"A good traveler has no fixed plans, and is not intent on arriving."
"Fill your bowl to the brim and it will spill. Keep sharpening your knife and it will be blunt."
"If you are depressed you are living in the past. If you are anxious you are living in the future. If you are at peace you are living in the present."
Many scholars have likened him to an all encompassing mythic figure pushing the teachings and words of Taoism. His famed work Tao Teh Ching has been believed by many scholars to be more of a compilation, a work drafted by many different hands. Perhaps, the many different hands make this man, Lao Tzu…perhaps, the many different hands have helped to sculpt this man into a god. Immortal. Wise beyond the confines of one man. The deity of a religion. The teacher of a thought. It's much more romantic to think that a single man, a mortal with with such wisdom and enlightenment lived…it's much more beautiful to think that one man dreamt with such vision and wrote with such pulse…rather than a group of people working together to construct a myth. It's much simpler that way, to be believe it was a single mortal…That's what he preached, to live life simply.

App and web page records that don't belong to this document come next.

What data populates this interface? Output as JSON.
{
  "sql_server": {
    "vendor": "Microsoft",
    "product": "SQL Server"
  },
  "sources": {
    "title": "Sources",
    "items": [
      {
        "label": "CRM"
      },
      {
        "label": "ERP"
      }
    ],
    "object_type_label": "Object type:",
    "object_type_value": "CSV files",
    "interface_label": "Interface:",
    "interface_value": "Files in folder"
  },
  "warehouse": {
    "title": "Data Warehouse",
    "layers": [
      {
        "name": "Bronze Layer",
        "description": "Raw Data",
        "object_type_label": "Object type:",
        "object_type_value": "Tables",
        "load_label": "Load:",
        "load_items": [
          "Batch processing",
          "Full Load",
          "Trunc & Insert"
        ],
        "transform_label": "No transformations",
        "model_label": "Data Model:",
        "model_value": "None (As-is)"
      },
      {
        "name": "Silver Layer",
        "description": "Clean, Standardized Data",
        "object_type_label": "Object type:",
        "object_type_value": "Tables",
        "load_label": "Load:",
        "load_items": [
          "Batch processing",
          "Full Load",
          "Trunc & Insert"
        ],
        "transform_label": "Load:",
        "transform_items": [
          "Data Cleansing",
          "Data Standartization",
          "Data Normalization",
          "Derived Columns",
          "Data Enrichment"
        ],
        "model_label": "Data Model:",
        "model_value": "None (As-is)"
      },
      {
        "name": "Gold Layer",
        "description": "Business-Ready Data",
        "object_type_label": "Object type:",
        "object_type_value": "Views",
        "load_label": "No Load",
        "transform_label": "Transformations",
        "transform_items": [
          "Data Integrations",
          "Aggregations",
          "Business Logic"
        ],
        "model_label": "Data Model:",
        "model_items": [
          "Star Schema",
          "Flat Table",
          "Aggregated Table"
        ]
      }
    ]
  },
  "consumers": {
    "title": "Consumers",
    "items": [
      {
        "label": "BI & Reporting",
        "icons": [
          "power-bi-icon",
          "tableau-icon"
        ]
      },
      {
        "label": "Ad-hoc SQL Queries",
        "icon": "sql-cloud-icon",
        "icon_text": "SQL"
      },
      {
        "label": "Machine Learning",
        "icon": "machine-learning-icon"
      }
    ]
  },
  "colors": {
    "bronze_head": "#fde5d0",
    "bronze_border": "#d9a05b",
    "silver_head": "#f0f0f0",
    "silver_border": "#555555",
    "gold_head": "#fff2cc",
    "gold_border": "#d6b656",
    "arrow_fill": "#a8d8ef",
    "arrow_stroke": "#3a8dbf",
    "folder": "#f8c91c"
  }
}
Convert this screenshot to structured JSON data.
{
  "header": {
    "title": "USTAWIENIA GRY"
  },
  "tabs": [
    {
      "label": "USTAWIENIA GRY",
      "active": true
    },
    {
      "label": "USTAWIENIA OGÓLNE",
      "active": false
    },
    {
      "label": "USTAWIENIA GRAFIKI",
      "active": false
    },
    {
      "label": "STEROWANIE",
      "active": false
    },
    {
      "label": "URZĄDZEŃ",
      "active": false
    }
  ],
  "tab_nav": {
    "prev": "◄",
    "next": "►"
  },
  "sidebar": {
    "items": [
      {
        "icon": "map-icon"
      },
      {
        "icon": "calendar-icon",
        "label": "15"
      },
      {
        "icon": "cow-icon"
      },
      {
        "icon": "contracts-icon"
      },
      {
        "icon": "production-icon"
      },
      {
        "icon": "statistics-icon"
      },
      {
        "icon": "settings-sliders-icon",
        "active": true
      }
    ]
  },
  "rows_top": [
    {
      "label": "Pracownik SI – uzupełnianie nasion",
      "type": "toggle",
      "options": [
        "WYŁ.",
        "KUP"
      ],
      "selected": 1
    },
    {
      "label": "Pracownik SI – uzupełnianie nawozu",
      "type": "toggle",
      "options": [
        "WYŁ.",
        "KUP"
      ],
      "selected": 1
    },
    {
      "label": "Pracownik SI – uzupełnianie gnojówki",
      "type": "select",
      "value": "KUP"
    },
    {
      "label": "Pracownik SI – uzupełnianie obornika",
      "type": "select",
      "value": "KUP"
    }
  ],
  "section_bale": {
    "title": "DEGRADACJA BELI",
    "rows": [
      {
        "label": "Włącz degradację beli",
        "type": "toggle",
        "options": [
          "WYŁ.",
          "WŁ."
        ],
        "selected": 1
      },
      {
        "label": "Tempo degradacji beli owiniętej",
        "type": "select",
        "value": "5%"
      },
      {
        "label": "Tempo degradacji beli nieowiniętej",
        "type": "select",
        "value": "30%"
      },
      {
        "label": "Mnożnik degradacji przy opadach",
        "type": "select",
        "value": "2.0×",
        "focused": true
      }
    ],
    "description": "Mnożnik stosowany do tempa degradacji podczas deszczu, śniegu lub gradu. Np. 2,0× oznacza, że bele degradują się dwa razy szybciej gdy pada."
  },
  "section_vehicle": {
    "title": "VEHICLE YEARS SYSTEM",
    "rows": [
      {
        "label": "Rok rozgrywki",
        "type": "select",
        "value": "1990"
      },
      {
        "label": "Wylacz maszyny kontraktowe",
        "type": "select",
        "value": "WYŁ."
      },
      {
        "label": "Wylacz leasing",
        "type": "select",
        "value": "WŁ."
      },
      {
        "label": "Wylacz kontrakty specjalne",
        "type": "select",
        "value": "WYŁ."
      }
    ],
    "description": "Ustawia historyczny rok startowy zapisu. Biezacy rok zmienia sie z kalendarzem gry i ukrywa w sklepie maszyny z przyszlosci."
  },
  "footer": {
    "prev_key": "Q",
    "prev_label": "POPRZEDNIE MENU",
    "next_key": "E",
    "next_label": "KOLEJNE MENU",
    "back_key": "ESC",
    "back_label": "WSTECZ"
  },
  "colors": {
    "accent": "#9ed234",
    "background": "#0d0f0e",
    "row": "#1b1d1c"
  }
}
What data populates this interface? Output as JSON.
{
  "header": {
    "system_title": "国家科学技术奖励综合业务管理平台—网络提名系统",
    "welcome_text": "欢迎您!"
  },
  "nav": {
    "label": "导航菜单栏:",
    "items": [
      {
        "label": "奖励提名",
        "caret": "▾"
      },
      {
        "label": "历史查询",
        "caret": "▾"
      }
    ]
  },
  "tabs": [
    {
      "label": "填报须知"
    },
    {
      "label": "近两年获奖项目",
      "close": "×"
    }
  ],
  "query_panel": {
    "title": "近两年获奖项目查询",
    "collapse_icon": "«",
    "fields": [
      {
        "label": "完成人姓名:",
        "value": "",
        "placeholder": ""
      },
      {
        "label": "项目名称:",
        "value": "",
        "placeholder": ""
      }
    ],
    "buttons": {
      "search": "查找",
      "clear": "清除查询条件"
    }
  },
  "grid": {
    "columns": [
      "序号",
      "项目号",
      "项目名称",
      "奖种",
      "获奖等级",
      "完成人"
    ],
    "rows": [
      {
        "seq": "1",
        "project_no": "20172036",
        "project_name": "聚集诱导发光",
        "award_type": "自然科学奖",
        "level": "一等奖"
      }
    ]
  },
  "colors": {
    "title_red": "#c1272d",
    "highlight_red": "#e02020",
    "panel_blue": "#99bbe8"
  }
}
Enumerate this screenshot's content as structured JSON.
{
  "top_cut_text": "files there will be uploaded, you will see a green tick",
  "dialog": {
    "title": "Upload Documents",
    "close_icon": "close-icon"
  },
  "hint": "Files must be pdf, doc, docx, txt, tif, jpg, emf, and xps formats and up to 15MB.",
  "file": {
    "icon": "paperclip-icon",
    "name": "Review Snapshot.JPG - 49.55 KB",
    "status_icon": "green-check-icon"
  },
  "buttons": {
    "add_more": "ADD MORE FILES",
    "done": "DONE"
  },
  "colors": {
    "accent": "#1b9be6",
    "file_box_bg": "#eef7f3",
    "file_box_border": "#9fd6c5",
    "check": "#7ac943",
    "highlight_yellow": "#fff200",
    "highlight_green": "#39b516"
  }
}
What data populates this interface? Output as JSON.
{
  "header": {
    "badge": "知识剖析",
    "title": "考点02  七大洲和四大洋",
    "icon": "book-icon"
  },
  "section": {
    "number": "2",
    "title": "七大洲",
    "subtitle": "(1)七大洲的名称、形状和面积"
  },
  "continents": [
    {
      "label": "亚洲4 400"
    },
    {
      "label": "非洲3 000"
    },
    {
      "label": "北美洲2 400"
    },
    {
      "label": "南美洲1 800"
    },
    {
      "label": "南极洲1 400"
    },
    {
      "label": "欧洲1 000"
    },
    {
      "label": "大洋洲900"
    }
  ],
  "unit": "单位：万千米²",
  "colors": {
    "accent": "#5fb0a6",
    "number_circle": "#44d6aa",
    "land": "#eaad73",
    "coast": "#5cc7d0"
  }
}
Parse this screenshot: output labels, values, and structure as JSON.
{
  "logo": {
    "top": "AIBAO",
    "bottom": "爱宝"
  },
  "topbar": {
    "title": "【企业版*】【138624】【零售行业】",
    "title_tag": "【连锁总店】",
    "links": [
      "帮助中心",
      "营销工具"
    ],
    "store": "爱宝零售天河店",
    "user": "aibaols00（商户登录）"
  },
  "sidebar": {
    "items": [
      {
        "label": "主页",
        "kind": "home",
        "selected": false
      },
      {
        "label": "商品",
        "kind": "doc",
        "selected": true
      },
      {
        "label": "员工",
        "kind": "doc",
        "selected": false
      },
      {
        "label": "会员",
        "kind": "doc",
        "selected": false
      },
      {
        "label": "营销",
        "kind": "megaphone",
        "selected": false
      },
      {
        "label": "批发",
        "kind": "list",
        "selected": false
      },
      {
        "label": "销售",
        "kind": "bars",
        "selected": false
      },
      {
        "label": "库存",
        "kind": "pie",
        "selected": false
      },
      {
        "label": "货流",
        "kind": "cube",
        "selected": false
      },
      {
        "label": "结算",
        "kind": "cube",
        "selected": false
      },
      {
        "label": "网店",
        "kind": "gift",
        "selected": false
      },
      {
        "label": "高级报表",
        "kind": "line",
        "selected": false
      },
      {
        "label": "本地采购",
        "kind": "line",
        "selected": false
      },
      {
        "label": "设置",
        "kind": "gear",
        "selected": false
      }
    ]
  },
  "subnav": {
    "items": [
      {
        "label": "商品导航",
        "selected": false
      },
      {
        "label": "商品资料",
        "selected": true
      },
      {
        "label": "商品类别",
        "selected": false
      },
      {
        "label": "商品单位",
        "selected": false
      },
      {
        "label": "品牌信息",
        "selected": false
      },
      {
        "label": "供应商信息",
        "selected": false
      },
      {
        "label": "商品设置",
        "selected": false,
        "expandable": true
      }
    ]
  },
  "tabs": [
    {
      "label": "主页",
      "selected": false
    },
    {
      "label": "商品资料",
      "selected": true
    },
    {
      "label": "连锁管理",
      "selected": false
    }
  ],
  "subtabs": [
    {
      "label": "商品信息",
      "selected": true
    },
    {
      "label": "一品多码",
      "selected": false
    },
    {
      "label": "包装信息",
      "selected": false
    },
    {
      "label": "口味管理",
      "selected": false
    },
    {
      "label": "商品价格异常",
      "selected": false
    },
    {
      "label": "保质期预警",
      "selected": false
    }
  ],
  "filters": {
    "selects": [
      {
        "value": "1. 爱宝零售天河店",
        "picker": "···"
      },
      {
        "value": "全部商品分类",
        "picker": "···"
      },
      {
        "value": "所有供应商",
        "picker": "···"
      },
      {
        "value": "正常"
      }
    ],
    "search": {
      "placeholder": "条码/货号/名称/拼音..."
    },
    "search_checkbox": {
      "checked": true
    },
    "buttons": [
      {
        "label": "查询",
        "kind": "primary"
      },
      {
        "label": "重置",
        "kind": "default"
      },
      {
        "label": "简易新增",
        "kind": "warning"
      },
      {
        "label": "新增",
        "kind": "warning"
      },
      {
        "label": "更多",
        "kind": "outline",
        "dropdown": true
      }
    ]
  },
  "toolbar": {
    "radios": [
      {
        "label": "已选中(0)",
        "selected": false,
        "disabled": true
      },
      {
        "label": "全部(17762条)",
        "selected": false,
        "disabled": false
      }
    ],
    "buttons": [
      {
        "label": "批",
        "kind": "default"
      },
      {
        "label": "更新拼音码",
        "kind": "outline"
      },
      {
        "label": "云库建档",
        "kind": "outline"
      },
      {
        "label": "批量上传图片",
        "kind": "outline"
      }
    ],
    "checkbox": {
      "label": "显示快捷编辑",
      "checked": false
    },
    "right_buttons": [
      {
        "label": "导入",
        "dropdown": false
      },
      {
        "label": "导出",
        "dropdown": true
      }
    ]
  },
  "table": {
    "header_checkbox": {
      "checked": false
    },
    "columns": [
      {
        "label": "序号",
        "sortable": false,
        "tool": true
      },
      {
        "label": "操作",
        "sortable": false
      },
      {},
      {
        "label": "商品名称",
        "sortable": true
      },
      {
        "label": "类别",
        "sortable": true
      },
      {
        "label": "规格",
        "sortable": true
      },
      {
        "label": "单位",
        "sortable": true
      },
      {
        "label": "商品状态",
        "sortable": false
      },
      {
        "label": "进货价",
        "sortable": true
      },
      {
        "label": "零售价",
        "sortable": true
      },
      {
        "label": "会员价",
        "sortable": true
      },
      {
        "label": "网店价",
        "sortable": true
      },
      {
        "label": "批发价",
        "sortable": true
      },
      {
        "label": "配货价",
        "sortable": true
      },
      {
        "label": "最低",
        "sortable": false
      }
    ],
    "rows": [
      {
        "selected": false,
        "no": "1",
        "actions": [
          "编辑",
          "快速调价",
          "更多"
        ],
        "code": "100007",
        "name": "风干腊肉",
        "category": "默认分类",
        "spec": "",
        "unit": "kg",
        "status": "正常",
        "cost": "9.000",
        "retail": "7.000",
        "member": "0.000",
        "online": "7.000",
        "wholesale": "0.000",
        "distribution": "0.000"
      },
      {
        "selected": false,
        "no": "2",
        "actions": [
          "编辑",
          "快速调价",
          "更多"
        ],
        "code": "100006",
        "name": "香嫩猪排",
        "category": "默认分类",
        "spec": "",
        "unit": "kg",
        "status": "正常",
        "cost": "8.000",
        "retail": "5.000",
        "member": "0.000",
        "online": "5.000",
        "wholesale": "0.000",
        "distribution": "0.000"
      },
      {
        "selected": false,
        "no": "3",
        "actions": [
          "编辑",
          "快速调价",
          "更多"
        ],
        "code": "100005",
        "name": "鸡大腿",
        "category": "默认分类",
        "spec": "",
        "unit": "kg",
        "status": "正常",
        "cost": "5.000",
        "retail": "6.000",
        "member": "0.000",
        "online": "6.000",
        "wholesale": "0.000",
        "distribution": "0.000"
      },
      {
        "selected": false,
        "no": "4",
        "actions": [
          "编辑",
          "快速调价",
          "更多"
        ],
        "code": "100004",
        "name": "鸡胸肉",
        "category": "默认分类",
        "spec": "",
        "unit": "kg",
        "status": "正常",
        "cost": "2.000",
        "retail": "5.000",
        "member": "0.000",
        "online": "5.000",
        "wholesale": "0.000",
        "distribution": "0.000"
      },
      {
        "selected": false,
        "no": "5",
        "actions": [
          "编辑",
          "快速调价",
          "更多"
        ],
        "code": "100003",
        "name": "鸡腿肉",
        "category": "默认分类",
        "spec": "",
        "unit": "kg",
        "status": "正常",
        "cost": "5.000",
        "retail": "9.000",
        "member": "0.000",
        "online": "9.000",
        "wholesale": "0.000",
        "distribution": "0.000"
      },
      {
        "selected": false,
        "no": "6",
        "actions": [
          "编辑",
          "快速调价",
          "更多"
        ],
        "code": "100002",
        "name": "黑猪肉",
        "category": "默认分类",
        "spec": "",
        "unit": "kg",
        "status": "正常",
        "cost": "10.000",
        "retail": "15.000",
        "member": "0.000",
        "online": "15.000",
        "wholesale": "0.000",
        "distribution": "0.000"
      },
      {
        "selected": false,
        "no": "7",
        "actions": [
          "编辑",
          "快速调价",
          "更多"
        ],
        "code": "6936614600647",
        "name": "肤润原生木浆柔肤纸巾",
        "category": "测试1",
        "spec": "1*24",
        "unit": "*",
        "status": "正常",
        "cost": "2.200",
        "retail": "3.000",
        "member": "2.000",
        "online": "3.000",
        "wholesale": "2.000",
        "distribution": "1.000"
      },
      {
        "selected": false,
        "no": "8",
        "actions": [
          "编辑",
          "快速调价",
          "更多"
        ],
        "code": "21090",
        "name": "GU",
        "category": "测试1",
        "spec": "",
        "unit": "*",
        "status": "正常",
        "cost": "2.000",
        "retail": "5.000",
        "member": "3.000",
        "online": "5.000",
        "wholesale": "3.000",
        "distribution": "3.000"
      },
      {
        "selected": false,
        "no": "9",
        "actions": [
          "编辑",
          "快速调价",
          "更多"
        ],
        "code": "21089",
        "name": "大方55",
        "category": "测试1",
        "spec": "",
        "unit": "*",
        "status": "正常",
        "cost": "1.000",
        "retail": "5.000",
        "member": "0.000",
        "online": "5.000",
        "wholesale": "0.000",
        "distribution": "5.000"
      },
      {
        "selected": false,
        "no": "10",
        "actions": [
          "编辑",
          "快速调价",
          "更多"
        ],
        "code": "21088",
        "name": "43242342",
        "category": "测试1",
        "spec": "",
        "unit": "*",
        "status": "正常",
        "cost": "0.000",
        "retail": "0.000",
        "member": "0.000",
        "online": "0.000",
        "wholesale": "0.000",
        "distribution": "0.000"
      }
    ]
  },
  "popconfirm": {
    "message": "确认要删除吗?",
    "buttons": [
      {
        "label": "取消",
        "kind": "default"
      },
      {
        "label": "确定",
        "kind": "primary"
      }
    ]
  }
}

It's said that Lao Tzu was chiefly a combination of three different men. The first was a man named Li Erh or Li Tan, from the Chinese imperial capital, Loyang. This man was a contemporary of the Chinese Philosopher Confuscius (559-471 BCE) and it is written that Confucius came to Loyang to learn from Li Tan the ancient Zhou ritual.
The second man was a man called Lao Lai Tzu, and he has also been credited as the founder of Taoism. He is credited with a fifteen-chapter book explaining the teachings of the Taoist School. He was the same age as Confucius. Nothing more is known about this man.
The third man…the third Lao Tzu lived one-hundred and twenty nine years after the death of Confucius. This third man was called Tan and served as the historian of the Zhou Dynasty.
Confucius is a common thread between the three of these men…the three Lao Tzus. It seems that there it never one man who embodied the legendary Lao Tzu, the legendary philosopher, the contemporary of Confucius, the adversary, the enlightened, and the man whom Confucius looked to for advice and wisdom and counsel. It seems that Lao Tzu is but a name and a myth…a name that adds legitimacy to any scattered thought.
Lao Tzu operated much the same way that the Dred Pirate Roberts did. The Dred Pirate Roberts was not one man, rather he was many different men…it was the name that held the power, it was not the man behind the name. It was passed down through generations, fanning the flames of fear as it went, stacking the logs of legend. Lao Tzu did the same, and probably better…it was an outlet for rogue thoughts of brilliance to be remembered for a lifetime. It's amazing that these thoughts and these ideas are still relevant, or at least still available today. Lao Tzu will always live on, and we will always wonder who this man was…who was Lao Tzu?
Hard to say, but he's still around today.